--- WORK REQUEST ---
What lines of the data below hold "subtitle"? Show them.

--- INPUT ---
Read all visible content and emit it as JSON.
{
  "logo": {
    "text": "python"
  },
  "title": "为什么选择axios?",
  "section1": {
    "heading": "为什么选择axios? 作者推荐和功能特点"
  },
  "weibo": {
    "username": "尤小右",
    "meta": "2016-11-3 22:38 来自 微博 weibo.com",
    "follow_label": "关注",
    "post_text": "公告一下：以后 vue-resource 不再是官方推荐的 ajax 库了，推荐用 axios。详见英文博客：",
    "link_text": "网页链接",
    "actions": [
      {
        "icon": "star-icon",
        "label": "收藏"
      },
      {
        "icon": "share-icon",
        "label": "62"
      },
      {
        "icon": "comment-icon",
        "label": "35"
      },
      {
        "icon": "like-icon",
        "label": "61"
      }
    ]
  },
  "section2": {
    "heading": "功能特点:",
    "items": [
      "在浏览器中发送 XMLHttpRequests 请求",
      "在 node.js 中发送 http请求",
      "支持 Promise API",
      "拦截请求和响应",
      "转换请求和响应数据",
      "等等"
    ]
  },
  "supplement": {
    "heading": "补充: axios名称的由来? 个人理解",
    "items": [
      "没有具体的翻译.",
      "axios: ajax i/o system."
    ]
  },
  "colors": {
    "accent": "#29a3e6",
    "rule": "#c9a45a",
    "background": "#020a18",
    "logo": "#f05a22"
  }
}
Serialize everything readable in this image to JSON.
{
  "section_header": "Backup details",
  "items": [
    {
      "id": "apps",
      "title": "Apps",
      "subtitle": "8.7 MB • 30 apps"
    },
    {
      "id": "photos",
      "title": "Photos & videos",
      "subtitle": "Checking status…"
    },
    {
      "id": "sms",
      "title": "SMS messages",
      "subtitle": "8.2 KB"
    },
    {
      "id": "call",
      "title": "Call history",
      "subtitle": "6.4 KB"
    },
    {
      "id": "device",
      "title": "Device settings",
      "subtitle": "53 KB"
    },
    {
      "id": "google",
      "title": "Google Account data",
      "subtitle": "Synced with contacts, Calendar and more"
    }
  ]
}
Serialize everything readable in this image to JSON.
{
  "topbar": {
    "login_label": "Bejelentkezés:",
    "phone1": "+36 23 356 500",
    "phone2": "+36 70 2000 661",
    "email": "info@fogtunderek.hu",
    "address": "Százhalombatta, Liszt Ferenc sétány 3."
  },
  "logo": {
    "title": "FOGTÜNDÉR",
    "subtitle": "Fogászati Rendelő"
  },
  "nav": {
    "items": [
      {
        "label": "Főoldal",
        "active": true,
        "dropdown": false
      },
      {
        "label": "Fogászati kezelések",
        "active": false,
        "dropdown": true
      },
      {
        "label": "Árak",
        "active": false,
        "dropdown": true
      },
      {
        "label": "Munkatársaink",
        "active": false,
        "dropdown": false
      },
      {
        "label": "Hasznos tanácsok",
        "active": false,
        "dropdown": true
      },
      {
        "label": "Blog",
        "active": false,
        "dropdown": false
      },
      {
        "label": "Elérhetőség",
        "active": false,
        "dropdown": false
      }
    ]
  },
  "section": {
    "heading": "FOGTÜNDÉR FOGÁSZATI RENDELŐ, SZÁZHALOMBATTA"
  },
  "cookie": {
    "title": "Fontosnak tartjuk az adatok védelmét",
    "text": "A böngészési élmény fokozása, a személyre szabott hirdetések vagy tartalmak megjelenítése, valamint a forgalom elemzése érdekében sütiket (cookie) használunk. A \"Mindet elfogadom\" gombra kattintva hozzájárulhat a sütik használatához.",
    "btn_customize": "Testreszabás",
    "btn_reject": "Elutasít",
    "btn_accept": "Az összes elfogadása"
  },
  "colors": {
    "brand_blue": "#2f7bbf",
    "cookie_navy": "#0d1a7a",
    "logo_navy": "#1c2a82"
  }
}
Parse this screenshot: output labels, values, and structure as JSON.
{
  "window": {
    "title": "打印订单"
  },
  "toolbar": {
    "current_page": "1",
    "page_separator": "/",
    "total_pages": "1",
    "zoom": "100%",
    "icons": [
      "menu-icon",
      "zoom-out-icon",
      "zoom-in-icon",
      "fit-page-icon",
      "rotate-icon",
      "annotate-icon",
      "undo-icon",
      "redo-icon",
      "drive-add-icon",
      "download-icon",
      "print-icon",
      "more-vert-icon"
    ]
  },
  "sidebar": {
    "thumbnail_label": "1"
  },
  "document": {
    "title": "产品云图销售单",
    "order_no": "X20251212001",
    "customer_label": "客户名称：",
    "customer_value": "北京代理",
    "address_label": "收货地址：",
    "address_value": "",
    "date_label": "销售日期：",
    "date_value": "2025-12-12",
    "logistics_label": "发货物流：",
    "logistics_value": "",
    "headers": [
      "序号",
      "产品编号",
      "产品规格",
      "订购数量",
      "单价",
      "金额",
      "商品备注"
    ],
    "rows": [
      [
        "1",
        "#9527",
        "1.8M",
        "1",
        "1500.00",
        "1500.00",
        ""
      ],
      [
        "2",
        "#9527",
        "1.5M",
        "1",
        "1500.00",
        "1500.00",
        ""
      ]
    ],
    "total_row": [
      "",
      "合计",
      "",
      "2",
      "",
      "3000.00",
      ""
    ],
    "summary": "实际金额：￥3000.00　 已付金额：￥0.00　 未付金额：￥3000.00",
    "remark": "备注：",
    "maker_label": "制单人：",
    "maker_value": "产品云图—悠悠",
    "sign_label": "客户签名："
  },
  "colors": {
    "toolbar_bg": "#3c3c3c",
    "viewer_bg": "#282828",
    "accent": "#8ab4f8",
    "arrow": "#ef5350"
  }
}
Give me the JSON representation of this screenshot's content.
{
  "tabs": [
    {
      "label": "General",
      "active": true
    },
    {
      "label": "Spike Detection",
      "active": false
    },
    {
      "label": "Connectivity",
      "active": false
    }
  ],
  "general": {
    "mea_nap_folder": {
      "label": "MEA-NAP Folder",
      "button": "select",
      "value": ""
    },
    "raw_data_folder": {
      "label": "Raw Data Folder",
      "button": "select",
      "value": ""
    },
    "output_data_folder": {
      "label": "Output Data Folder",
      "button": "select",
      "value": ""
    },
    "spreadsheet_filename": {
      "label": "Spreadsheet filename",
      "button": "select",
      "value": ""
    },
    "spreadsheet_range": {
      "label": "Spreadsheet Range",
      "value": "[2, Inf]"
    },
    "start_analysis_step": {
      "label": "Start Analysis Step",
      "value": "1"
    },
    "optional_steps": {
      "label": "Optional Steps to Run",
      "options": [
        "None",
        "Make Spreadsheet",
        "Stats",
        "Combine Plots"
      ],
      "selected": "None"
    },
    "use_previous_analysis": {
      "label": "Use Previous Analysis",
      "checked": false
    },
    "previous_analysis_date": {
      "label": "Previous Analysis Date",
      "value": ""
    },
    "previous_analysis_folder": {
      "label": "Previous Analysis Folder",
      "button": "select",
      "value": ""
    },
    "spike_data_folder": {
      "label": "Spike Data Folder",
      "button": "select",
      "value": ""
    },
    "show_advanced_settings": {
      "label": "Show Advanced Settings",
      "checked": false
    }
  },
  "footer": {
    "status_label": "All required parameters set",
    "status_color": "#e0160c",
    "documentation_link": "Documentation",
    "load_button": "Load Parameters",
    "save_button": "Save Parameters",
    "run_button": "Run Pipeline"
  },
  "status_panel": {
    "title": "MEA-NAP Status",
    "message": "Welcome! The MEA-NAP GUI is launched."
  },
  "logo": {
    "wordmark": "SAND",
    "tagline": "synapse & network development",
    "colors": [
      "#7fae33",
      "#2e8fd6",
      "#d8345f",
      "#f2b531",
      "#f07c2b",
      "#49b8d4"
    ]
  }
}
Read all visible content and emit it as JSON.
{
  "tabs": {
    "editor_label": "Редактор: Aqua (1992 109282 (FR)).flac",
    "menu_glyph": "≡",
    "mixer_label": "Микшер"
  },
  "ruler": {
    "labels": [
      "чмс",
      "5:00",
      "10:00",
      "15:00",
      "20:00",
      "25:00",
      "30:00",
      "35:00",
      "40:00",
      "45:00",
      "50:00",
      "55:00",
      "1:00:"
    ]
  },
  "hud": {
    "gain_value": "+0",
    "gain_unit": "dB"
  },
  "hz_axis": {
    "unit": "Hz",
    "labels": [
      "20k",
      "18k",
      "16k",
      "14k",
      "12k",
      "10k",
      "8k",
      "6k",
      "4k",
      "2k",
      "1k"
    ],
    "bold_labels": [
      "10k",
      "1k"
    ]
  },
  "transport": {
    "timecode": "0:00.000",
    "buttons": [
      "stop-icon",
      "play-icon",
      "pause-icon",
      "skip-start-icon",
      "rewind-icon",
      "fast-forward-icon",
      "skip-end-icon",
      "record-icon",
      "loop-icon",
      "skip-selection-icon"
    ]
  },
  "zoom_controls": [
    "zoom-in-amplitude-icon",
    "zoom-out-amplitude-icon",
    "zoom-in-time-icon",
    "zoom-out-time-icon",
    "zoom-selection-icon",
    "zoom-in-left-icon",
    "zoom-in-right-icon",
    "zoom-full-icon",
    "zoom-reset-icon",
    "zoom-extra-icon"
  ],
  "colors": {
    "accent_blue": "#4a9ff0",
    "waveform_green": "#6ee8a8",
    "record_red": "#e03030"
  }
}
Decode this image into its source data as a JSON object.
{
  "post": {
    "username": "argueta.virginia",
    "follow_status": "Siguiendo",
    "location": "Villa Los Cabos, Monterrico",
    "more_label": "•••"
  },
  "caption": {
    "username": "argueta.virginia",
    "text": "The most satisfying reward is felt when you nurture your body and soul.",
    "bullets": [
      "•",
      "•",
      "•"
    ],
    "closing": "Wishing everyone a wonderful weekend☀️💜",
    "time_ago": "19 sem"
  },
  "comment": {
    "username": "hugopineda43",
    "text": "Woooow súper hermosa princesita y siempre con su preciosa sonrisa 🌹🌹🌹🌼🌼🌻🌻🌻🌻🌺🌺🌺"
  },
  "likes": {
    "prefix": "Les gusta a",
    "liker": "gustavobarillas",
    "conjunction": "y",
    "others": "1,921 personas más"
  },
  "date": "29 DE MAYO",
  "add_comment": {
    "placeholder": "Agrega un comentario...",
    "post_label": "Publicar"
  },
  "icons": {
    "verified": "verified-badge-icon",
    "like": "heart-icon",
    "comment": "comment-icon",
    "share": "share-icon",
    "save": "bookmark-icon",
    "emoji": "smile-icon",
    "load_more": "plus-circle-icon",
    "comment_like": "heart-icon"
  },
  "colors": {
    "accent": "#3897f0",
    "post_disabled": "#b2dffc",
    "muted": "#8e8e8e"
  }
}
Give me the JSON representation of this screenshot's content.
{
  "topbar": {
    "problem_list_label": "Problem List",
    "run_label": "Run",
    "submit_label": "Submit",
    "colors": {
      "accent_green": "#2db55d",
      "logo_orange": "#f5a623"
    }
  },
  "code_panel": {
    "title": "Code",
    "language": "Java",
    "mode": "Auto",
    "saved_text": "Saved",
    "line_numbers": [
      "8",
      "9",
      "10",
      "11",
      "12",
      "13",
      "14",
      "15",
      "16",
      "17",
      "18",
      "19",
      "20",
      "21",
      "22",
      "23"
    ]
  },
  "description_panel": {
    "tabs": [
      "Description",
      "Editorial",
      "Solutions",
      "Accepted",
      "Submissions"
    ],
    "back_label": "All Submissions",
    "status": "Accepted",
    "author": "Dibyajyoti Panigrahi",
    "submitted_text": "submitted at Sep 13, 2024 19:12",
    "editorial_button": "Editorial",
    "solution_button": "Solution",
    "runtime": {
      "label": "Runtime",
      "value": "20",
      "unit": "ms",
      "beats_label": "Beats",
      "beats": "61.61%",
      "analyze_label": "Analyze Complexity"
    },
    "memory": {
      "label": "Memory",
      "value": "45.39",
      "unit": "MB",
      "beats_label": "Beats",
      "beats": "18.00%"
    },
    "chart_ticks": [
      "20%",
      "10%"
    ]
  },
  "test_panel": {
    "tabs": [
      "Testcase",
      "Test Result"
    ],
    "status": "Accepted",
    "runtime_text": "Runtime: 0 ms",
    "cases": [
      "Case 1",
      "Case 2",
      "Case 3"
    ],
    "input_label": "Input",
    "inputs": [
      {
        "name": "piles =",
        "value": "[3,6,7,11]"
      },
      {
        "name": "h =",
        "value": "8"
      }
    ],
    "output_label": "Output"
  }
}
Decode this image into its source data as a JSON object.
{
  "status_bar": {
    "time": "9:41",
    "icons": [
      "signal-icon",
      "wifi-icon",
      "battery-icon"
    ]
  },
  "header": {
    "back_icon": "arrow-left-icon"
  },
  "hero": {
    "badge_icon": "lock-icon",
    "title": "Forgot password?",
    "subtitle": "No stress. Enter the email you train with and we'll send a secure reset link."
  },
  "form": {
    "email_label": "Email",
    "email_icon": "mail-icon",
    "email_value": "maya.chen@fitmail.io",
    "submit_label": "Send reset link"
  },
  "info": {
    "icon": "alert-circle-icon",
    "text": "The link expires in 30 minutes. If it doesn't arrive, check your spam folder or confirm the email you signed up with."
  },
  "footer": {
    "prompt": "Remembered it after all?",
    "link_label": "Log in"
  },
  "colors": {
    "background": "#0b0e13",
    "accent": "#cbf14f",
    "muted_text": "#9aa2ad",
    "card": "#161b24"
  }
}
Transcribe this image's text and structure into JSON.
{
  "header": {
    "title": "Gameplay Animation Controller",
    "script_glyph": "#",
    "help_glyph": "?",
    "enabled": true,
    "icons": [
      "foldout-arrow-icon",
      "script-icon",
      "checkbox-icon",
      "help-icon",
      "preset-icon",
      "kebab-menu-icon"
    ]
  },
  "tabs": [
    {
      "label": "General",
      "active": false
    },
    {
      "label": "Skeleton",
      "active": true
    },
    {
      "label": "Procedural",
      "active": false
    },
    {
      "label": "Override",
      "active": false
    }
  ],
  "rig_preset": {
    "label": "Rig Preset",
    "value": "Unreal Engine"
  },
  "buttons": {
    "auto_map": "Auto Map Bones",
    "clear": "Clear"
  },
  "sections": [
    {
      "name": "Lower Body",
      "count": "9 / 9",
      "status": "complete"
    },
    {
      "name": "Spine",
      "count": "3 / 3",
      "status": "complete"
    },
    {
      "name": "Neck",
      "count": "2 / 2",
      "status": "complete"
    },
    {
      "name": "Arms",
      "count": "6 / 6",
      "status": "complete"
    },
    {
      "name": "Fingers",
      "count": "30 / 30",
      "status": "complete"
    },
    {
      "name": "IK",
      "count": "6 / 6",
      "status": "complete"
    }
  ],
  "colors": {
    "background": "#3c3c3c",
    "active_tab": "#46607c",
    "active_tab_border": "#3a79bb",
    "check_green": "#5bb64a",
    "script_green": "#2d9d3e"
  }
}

--- RESULT ---
      "subtitle": "8.7 MB • 30 apps"
      "subtitle": "Checking status…"
      "subtitle": "8.2 KB"
      "subtitle": "6.4 KB"
      "subtitle": "53 KB"
      "subtitle": "Synced with contacts, Calendar and more"
    "subtitle": "Fogászati Rendelő"
    "subtitle": "No stress. Enter the email you train with and we'll send a secure reset link."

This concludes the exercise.